26 jan The Interesting History of Cutlery
Considering how often cutlery is used, it’s something that is often taken for granted, and we think it deserves a whole lot of appreciation. The exact origins of the cutlery we use today are somewhat of a mystery, so it’s interesting to consider the utensils we use during every meal were created at different points in history by different cultural groups.
As an example, spoons had been used for hundreds of years before being used as part of cutlery collections, carved from a variety of objects (including wood and ivory). Knives derived their origins from hunting, gradually transforming from brutish hunting tools into the slim, elegant utensils we use today.

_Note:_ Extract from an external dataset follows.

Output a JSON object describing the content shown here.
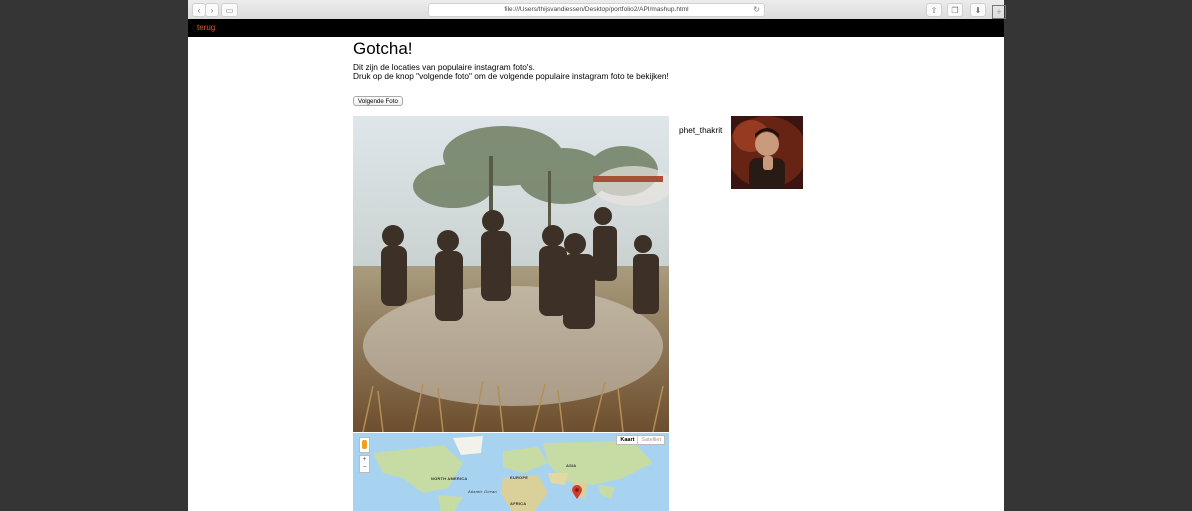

Developments in recognising manners and etiquette in the 15th and 16th centuries spearheaded social change, causing the aristocracy to begin using utensils during meals. This was the beginning of using cutlery during meals as we know it today. It was with mass production of cutlery in England in the 17th century that allowed this social understanding to spread to the common folk. The industrial age meant that cutlery was truly mass-produced, and so utensils found a place in every home in Britain. Stainless-steel was the next big innovation, supplanting iron and silver as the dominant metals used in cutlery. Eventually, with our cutlery tools perfected, advancements began to be made in terms of aesthetics and alternate materials.
Modern Cutlery Marvels
We at JM Style are pleased at the opportunity to stock these beautiful examples of cutlery. Wooden spoons and chipped blades have been replaced by elegant cutlery that is as functional as it is beautiful. The Sola range of cutlery stocked at JM Style reflects the illustrious origins of cutlery — as five generations of family cutlery production should — and additionally offers some modern twists. Since Sola Switzerland AG started producing cutlery in 1866, the Swiss cutlery creators have developed cutlery for a myriad of different tastes, occasions, and uses.
Traditional design is undeniably important, with the beautiful simplicity of shaped stainless-steel enamouring dinner guests, but it’s also important to recognise that cutlery has the potential to be visually and tactilely interesting. For example, the characteristic sheen of stainless steel has been substituted by Sola with artful matte black with the use of PVD (physical vapour deposition) coating, and sleek handles were replaced with a huge assortment of complex patterns. It makes cutlery that little bit more interesting. Next time you pick up a knife and fork, take just a moment to consider its interesting origins before digging into your wonderful meal.